Watch Movies / Shows with Healthy Disabled Representation

Watch Mad Max: Fury Road. Yes, I am well aware that the actress playing Furiosa doesn’t actually have a missing hand. Yes, I have complained (and still complain) about non‐disabled folk playing disabled characters. This movie gets a pass. Why? Because the disability never fucking mattered. It’s never mentioned, it’s never exploited, and it never gets in the way. Max never looks at Furiosa and says: “Let me do it. I have two hands”. Instead, he kneels down and lets her stabilize her gun on his shoulder because he knows she’s a better shot.

If you need something more cheerful to watch, I recommend Series 9 of the Great British Bake Off. Briony Fucking Williams (not her actual middle name) is amazing. The show never once mentions her disability in any way. It’s never brought up, it’s never pointed out, and it never fucking matters. For me, watching her work was like breathing clean air for the first time in years. I could finally watch someone create, adapt, struggle, succeed, and make it to the mother fucking semi‐finals without some mindless fuck‐stick telling me how impressed or inspired they were.

Write a Briony. Give her a tiny hand and a big gun. Make only the gun matter.

Respect the Time and Resources of Disabled Authors
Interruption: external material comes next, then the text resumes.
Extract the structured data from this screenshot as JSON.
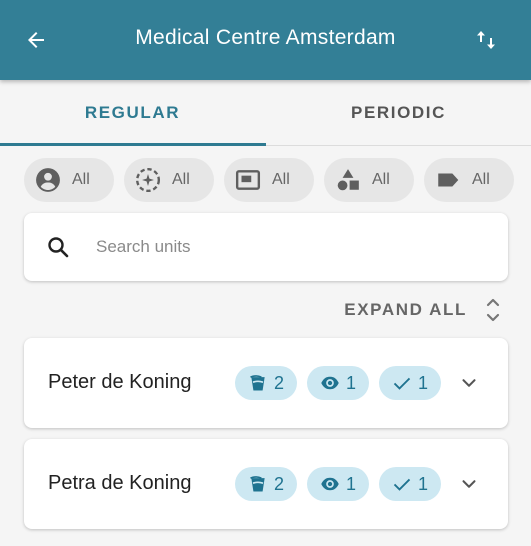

If you decide to reach out to a disabled author to ask them questions about their characters or their process (which I recommend you do), please be respectful of their time and resources. I cannot tell you the number of times I have spoken with disabled authors who were met with derision or sent hurtful comments because they would not take the time to answer every question that was given to them or were expected to assist or help an upcoming author for free. When you sit down with a disabled author (or any disabled person, for that matter) to ask them questions about disability or ask them to review your work or offer advice, you are taking their time and asking them to perform a lot of emotional labor. This is not a bad thing! Disabled authors genuinely want to be helpful! They really want to see good examples of disabled representation in media and are absolutely rooting for your success! Just remember that they, like you, only have so much time and energy to give and they are well within their rights to say “no” to someone’s request for advice or help with their writing.